Book Review: “Dad Rules” for How to be a Better Parent
There is a book—Dad Rules: A Simple Manual for a Complex Job—that consists of 81 rules that any father worth his salt should know. They are rules like: "Cowboy up and help your wife with changing diapers" and "Take care of some of the night-time feedings." While it may seem, at first glance, that this is a manual about how a husband can best please his wife, this is not the case. It is a book about how to be a good parent, with the particular typical tendencies and gifts of men taken into account.
And while we at MomItForward like to offer many tips on how to be a better mom, we just earnestly want to empower our readers to be the best, or rather the hardest-trying parents they can be, whether they are male or female. Dad Rules has a similar purpose. It is, as author Treion Muller puts it, "A collection of rules focused on helping fathers understand what they should know, say, and do—because let’s be honest, there are plenty of awkward moments when you just don’t have the foggiest idea of what you should say or do."
Mr. Muller has a certain amount of authority on the subject, gained from both fortunate and unfortunate circumstances. His own father left their family when Treion was only seven years old. His mother passed away when he was 20. He was blessed, though, to have seven "surrogate" dads, as he calls them, who took his dad's place over the years, including: his uncles Henry and Justice, his father-in-law Boyd Murdue, and a college friend's father, into whose family he was "adopted." He has also been blessed with five children of his own—four daughters and a son, ranging in age from 11 to 1½—with his wife Soni.
"Ever since I was young, I didn't want to be my dad, 'that guy' who would leave his family," Treion says. He watched his replacement fathers, analyzing what made a good dad. He read a lot of parenting books. And he learned by doing, with his own children. When it came time to write the book, he wrote it quickly. "It's easy to write about something you're passionate about," he says. It is short and to-the-point, with one rule to a page and a few comments in between. It is not an exhaustive list. It is a "simple manual for a complex job."

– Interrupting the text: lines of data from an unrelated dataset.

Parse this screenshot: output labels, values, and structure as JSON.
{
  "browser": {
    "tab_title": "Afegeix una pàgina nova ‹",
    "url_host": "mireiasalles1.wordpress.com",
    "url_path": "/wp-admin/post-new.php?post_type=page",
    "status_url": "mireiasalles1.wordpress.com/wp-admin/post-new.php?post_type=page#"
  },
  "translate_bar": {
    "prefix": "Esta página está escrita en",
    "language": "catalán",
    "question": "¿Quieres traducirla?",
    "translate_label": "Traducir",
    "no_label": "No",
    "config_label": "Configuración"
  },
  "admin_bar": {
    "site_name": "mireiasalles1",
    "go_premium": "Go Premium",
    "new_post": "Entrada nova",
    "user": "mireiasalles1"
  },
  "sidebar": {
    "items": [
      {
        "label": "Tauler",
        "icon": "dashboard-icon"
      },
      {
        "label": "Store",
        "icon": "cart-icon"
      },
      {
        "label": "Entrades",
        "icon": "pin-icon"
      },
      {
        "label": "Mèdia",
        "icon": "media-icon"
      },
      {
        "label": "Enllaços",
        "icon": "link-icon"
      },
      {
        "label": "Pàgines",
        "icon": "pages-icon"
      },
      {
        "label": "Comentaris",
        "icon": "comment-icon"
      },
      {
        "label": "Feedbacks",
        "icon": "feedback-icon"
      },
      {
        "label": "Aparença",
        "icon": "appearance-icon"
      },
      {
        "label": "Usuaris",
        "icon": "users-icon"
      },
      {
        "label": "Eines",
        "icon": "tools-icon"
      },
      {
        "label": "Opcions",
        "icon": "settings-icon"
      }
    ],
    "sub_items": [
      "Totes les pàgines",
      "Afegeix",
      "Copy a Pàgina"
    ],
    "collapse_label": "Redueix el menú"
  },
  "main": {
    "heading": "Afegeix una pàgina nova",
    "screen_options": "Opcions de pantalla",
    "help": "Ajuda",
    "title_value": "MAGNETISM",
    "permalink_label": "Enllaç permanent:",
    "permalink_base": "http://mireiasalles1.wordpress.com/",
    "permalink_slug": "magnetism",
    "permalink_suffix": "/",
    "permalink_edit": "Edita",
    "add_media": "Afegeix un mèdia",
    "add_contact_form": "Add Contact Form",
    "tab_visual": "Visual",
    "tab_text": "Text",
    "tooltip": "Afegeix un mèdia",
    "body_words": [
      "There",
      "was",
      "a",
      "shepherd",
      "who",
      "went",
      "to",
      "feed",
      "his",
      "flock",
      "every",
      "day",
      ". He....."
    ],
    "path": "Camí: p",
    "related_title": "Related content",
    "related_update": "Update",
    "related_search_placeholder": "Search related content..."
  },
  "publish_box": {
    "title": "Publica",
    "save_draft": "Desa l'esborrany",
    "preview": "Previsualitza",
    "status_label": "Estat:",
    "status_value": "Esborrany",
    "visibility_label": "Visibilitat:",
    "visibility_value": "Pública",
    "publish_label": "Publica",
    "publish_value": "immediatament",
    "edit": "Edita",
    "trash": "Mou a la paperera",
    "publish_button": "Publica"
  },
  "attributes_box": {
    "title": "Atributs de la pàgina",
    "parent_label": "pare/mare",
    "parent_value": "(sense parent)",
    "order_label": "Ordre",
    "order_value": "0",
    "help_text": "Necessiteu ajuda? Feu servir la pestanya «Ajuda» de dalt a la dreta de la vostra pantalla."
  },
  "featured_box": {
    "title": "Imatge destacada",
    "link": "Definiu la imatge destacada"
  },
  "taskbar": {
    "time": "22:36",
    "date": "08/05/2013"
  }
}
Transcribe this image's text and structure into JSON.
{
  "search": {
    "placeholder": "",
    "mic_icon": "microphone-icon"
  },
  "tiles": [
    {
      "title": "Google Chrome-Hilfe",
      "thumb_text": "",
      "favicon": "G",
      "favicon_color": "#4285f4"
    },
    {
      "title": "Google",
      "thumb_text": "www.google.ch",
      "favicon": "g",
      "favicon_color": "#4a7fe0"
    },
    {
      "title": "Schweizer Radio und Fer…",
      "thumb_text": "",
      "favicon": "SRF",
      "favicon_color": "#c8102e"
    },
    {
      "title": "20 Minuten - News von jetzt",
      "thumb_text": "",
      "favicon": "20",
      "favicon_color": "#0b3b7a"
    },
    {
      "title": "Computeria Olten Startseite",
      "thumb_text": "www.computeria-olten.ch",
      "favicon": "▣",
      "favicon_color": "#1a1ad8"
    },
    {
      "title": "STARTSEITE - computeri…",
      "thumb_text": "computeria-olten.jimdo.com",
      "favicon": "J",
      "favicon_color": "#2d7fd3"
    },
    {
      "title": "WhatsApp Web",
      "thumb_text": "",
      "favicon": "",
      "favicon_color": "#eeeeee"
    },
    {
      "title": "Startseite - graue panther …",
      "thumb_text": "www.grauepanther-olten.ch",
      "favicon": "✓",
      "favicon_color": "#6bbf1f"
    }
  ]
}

If someone were to read this book to find an in-depth analysis of the obstacles men face in becoming good fathers, or for instructions on how to overcome those obstacles, they would be disappointed. The underlying message of Dad Rules is that these are the things that will best help you be the father you want to be—things like "driving a minivan is inevitable," "raise children, not clones of you," and "be a dad first and friend second"—and it's best just to focus on those things as goals because in the end, what matters most is your kids.

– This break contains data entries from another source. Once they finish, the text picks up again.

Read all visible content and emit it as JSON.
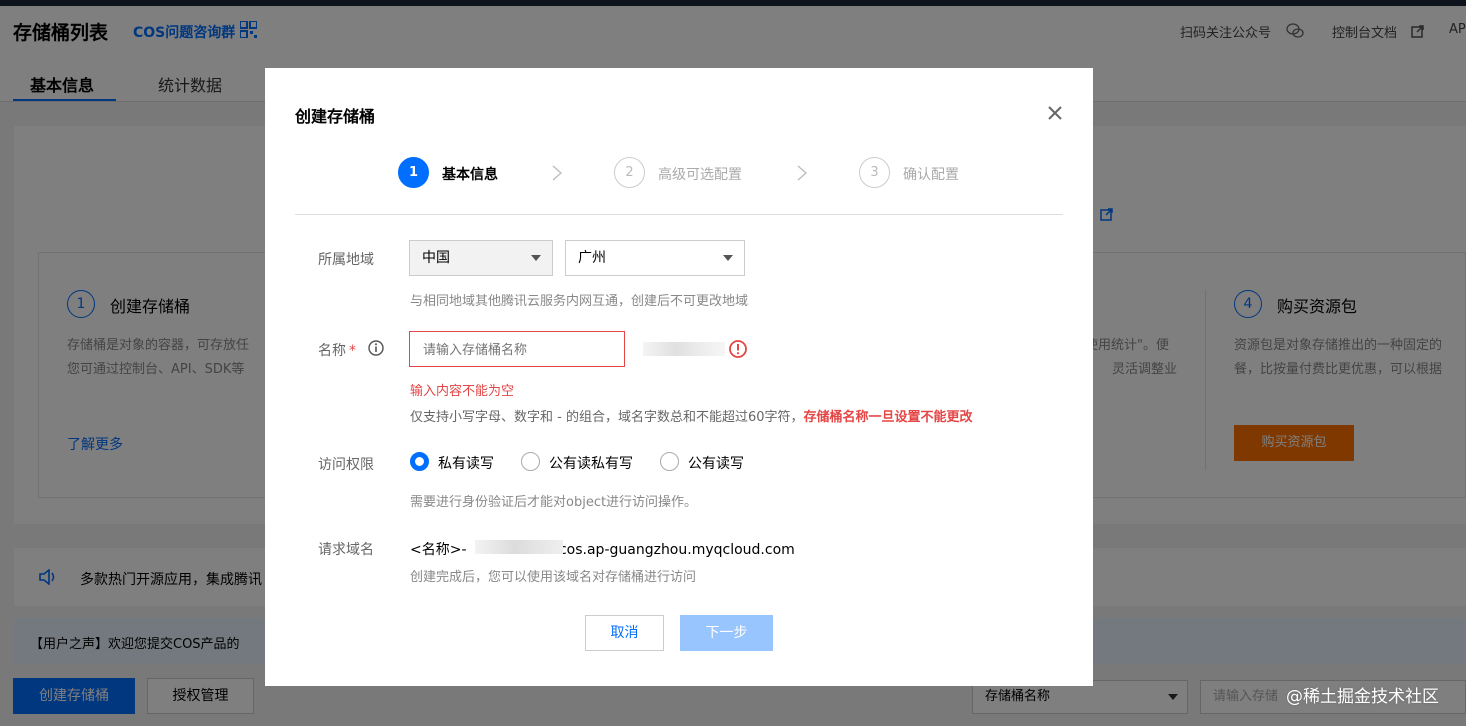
{
  "header": {
    "title": "存储桶列表",
    "cos_group_link": "COS问题咨询群",
    "follow_wechat": "扫码关注公众号",
    "console_docs": "控制台文档",
    "api_truncated": "AP"
  },
  "tabs": [
    {
      "label": "基本信息",
      "active": true
    },
    {
      "label": "统计数据",
      "active": false
    }
  ],
  "background": {
    "step1_title": "创建存储桶",
    "step1_desc_line1": "存储桶是对象的容器，可存放任",
    "step1_desc_line2": "您可通过控制台、API、SDK等",
    "learn_more": "了解更多",
    "step3_desc_fragment1": "使用统计\"。便",
    "step3_desc_fragment2": "灵活调整业",
    "step4_title": "购买资源包",
    "step4_desc_line1": "资源包是对象存储推出的一种固定的",
    "step4_desc_line2": "餐，比按量付费比更优惠，可以根据",
    "buy_button": "购买资源包",
    "notice_text": "多款热门开源应用，集成腾讯",
    "voice_text": "【用户之声】欢迎您提交COS产品的",
    "create_bucket_button": "创建存储桶",
    "auth_manage_button": "授权管理",
    "filter_select_value": "存储桶名称",
    "search_placeholder": "请输入存储",
    "watermark": "@稀土掘金技术社区"
  },
  "modal": {
    "title": "创建存储桶",
    "steps": [
      {
        "num": "1",
        "label": "基本信息",
        "active": true
      },
      {
        "num": "2",
        "label": "高级可选配置",
        "active": false
      },
      {
        "num": "3",
        "label": "确认配置",
        "active": false
      }
    ],
    "region": {
      "label": "所属地域",
      "country": "中国",
      "city": "广州",
      "hint": "与相同地域其他腾讯云服务内网互通，创建后不可更改地域"
    },
    "name": {
      "label": "名称",
      "required_mark": "*",
      "placeholder": "请输入存储桶名称",
      "error": "输入内容不能为空",
      "hint_prefix": "仅支持小写字母、数字和 - 的组合，域名字数总和不能超过60字符，",
      "hint_emphasis": "存储桶名称一旦设置不能更改"
    },
    "access": {
      "label": "访问权限",
      "options": [
        {
          "label": "私有读写",
          "checked": true
        },
        {
          "label": "公有读私有写",
          "checked": false
        },
        {
          "label": "公有读写",
          "checked": false
        }
      ],
      "hint": "需要进行身份验证后才能对object进行访问操作。"
    },
    "domain": {
      "label": "请求域名",
      "prefix": "<名称>-",
      "suffix": ".cos.ap-guangzhou.myqcloud.com",
      "hint": "创建完成后，您可以使用该域名对存储桶进行访问"
    },
    "buttons": {
      "cancel": "取消",
      "next": "下一步"
    }
  },
  "colors": {
    "primary": "#006eff",
    "error": "#e54545",
    "disabled_primary": "#99c5ff",
    "buy_orange": "#ff7200"
  }
}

When asked what rule he felt was most important, Mr. Muller replies with some thought: "Rule 1: Show Up For the Job Everyday." While this truth may seem obvious to people in general, it is only the fathers, or the parents, who are truly trying that understand not only the simplicity and challenge behind it, but also the beautiful benefits of following it.
What parenting books have you found to be the most helpful?
Featured image courtesy of Flickr.